▸ Exercise description
Give back all of the data exactly. Leave nothing out.
━━━━━ The records ━━━━━
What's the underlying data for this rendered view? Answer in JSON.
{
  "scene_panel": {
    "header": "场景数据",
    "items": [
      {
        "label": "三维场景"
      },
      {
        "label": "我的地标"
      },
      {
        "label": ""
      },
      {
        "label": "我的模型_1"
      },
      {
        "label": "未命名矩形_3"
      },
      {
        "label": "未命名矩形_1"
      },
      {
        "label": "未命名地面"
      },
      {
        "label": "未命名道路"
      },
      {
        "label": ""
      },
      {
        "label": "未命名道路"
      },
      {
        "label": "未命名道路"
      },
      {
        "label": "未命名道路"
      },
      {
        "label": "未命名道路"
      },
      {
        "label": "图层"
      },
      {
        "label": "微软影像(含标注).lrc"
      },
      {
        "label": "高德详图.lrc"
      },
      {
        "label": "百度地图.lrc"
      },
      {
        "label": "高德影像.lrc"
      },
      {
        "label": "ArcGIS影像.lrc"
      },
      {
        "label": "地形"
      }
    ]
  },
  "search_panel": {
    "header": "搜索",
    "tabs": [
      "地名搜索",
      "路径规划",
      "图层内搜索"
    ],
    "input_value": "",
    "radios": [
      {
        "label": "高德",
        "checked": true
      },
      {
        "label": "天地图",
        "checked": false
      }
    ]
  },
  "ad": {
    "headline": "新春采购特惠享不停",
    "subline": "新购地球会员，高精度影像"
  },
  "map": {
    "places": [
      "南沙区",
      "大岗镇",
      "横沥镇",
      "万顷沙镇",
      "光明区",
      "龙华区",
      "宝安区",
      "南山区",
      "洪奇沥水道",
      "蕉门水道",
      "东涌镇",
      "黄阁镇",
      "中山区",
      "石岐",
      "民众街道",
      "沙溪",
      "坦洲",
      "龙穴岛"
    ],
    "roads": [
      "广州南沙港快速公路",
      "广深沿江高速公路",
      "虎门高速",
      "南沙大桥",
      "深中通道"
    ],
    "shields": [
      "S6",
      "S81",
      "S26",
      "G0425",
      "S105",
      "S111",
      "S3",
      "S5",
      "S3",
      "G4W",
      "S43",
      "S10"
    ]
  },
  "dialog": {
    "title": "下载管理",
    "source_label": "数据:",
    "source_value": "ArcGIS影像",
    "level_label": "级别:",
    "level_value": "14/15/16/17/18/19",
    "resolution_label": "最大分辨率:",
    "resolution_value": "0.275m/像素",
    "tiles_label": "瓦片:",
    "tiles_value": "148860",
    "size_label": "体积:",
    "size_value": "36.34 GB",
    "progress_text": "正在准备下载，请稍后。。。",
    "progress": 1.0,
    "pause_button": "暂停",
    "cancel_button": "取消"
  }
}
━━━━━
▸ Output below
What's the underlying data for this rendered view? Answer in JSON.
{
  "scene_panel": {
    "header": "场景数据",
    "items": [
      {
        "label": "三维场景"
      },
      {
        "label": "我的地标"
      },
      {
        "label": ""
      },
      {
        "label": "我的模型_1"
      },
      {
        "label": "未命名矩形_3"
      },
      {
        "label": "未命名矩形_1"
      },
      {
        "label": "未命名地面"
      },
      {
        "label": "未命名道路"
      },
      {
        "label": ""
      },
      {
        "label": "未命名道路"
      },
      {
        "label": "未命名道路"
      },
      {
        "label": "未命名道路"
      },
      {
        "label": "未命名道路"
      },
      {
        "label": "图层"
      },
      {
        "label": "微软影像(含标注).lrc"
      },
      {
        "label": "高德详图.lrc"
      },
      {
        "label": "百度地图.lrc"
      },
      {
        "label": "高德影像.lrc"
      },
      {
        "label": "ArcGIS影像.lrc"
      },
      {
        "label": "地形"
      }
    ]
  },
  "search_panel": {
    "header": "搜索",
    "tabs": [
      "地名搜索",
      "路径规划",
      "图层内搜索"
    ],
    "input_value": "",
    "radios": [
      {
        "label": "高德",
        "checked": true
      },
      {
        "label": "天地图",
        "checked": false
      }
    ]
  },
  "ad": {
    "headline": "新春采购特惠享不停",
    "subline": "新购地球会员，高精度影像"
  },
  "map": {
    "places": [
      "南沙区",
      "大岗镇",
      "横沥镇",
      "万顷沙镇",
      "光明区",
      "龙华区",
      "宝安区",
      "南山区",
      "洪奇沥水道",
      "蕉门水道",
      "东涌镇",
      "黄阁镇",
      "中山区",
      "石岐",
      "民众街道",
      "沙溪",
      "坦洲",
      "龙穴岛"
    ],
    "roads": [
      "广州南沙港快速公路",
      "广深沿江高速公路",
      "虎门高速",
      "南沙大桥",
      "深中通道"
    ],
    "shields": [
      "S6",
      "S81",
      "S26",
      "G0425",
      "S105",
      "S111",
      "S3",
      "S5",
      "S3",
      "G4W",
      "S43",
      "S10"
    ]
  },
  "dialog": {
    "title": "下载管理",
    "source_label": "数据:",
    "source_value": "ArcGIS影像",
    "level_label": "级别:",
    "level_value": "14/15/16/17/18/19",
    "resolution_label": "最大分辨率:",
    "resolution_value": "0.275m/像素",
    "tiles_label": "瓦片:",
    "tiles_value": "148860",
    "size_label": "体积:",
    "size_value": "36.34 GB",
    "progress_text": "正在准备下载，请稍后。。。",
    "progress": 1.0,
    "pause_button": "暂停",
    "cancel_button": "取消"
  }
}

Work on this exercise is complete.